Several years ago, a UCO graduate attempted to qualify for the Women’s Olympic rowing team. “We had an athlete from Central Oklahoma who was at the camp trying to make the sweep boats,” Ebke said. “She was cut from the team the week the boats were named, so she was really close.” This was Ebke’s first time visiting Natchitoches for practice, and he was uncertain if any of his rowers had their sights on the Olympics. “It’s a very unique person that’s good enough to even be able to compete for a spot on an Olympic team, to make a team, let alone medal,” he said. “Maybe there will be more as they cast a wider net.”
Caleb Poor, a rower from NSU, suggests one of his classmates as being a potential Olympian. “Her name is Tori (Dettinger) and she’s rowed since high school,” he said. “She would like to (try out). I’ve heard our coach talk many a time, if she got fast enough, he would call the national team to see if she couldn’t get a chance to try out.” He revealed what set her apart. “She’s trying to get faster and faster,” he said. “She’s extremely competitive.”

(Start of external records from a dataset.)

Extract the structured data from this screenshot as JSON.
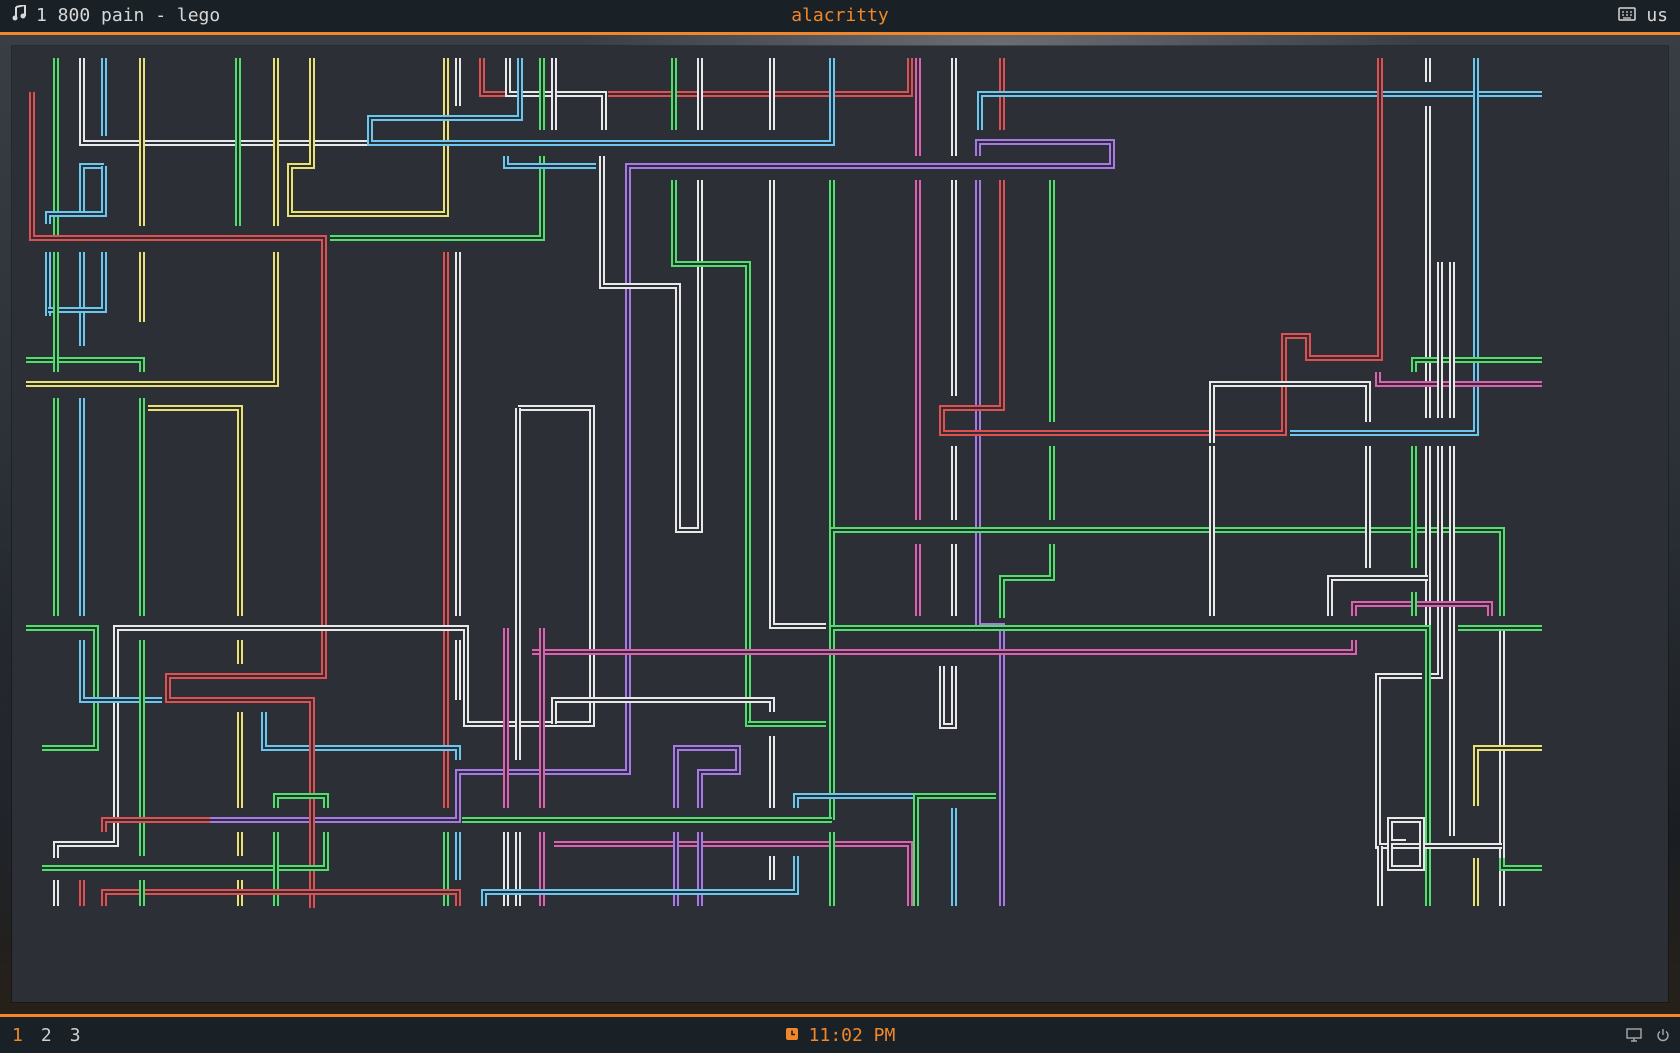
{
  "topbar": {
    "now_playing": "1 800 pain - lego",
    "window_title": "alacritty",
    "keyboard_layout": "us"
  },
  "bottombar": {
    "workspaces": [
      "1",
      "2",
      "3"
    ],
    "active_workspace": "1",
    "time": "11:02 PM"
  },
  "colors": {
    "accent": "#f0882a",
    "bar_bg": "#1a2126",
    "terminal_bg": "#2c2f36",
    "pipe_white": "#e8e8e8",
    "pipe_green": "#4ee06a",
    "pipe_red": "#e05050",
    "pipe_blue": "#6ac8f0",
    "pipe_yellow": "#e8e070",
    "pipe_purple": "#a878e8",
    "pipe_pink": "#e060b0"
  },
  "icons": {
    "music": "music-note-icon",
    "keyboard": "keyboard-icon",
    "clock": "clock-icon",
    "monitor": "monitor-icon",
    "power": "power-icon"
  }
}
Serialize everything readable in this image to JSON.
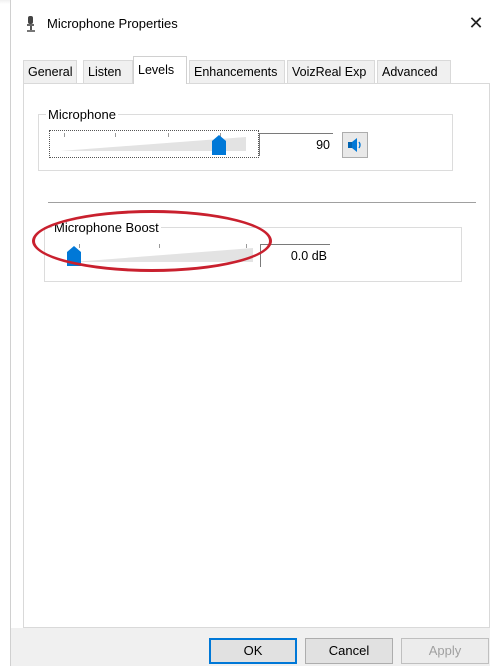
{
  "window": {
    "title": "Microphone Properties",
    "close_glyph": "✕",
    "icon": "microphone-icon"
  },
  "tabs": [
    {
      "label": "General",
      "active": false
    },
    {
      "label": "Listen",
      "active": false
    },
    {
      "label": "Levels",
      "active": true
    },
    {
      "label": "Enhancements",
      "active": false
    },
    {
      "label": "VoizReal Exp",
      "active": false
    },
    {
      "label": "Advanced",
      "active": false
    }
  ],
  "levels": {
    "microphone": {
      "label": "Microphone",
      "value": "90",
      "level_fraction": 0.9,
      "mute_icon": "speaker-icon"
    },
    "boost": {
      "label": "Microphone Boost",
      "value": "0.0 dB",
      "level_fraction": 0.0
    }
  },
  "buttons": {
    "ok": "OK",
    "cancel": "Cancel",
    "apply": "Apply"
  },
  "colors": {
    "accent": "#0078d7",
    "highlight": "#c9202e"
  }
}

Dettinger arrived as an exchange student from University of Wisconsin-Stevens Point before deciding to transfer to NSU. “I wanted to take culinary classes, but my school up there didn’t offer them,” she said. “My school in Wisconsin also didn’t have a rowing team, and so I was looking for someplace where I could come back to rowing because I really missed it.”
The warmer weather also appealed to Dettinger, and it affects how she practices. “In Minnesota, where I’m originally from, we didn’t really have an off-season,” she said. “But the winter season was just erging, which is the rowing machines, so it was a lot more conditioning.” Since Cane River Lake doesn’t freeze, her team at NSU practices through the winter. “(At NSU) the summer is kind of our off season and everyone goes home,” she says. “Our coach will give us individualized workouts to do to keep us in shape.”
Dettinger described some qualities of champion rowers. “Individually a rower has to be strong and have endurance to last them throughout the race, but to be good as a boat you have to be able to row with the other people.” She gave insight into how rowing teams work together. “You have to match their speed and match their style of rowing.” While she’s working to become faster, she also identified wanting to improve her competitive mindset. “I focus so much on the numbers, and if I’m not hitting the splits I need to be hitting, I get really discouraged.” To improve, she’s focusing on her long-term goal. “Even if it’s something I can’t hit or I’m not hitting, I still need to keep going and give it my best,” she says. “It’s not the individual workouts that matter, it’s what you do every day.”
Nathan Wilson | Reporter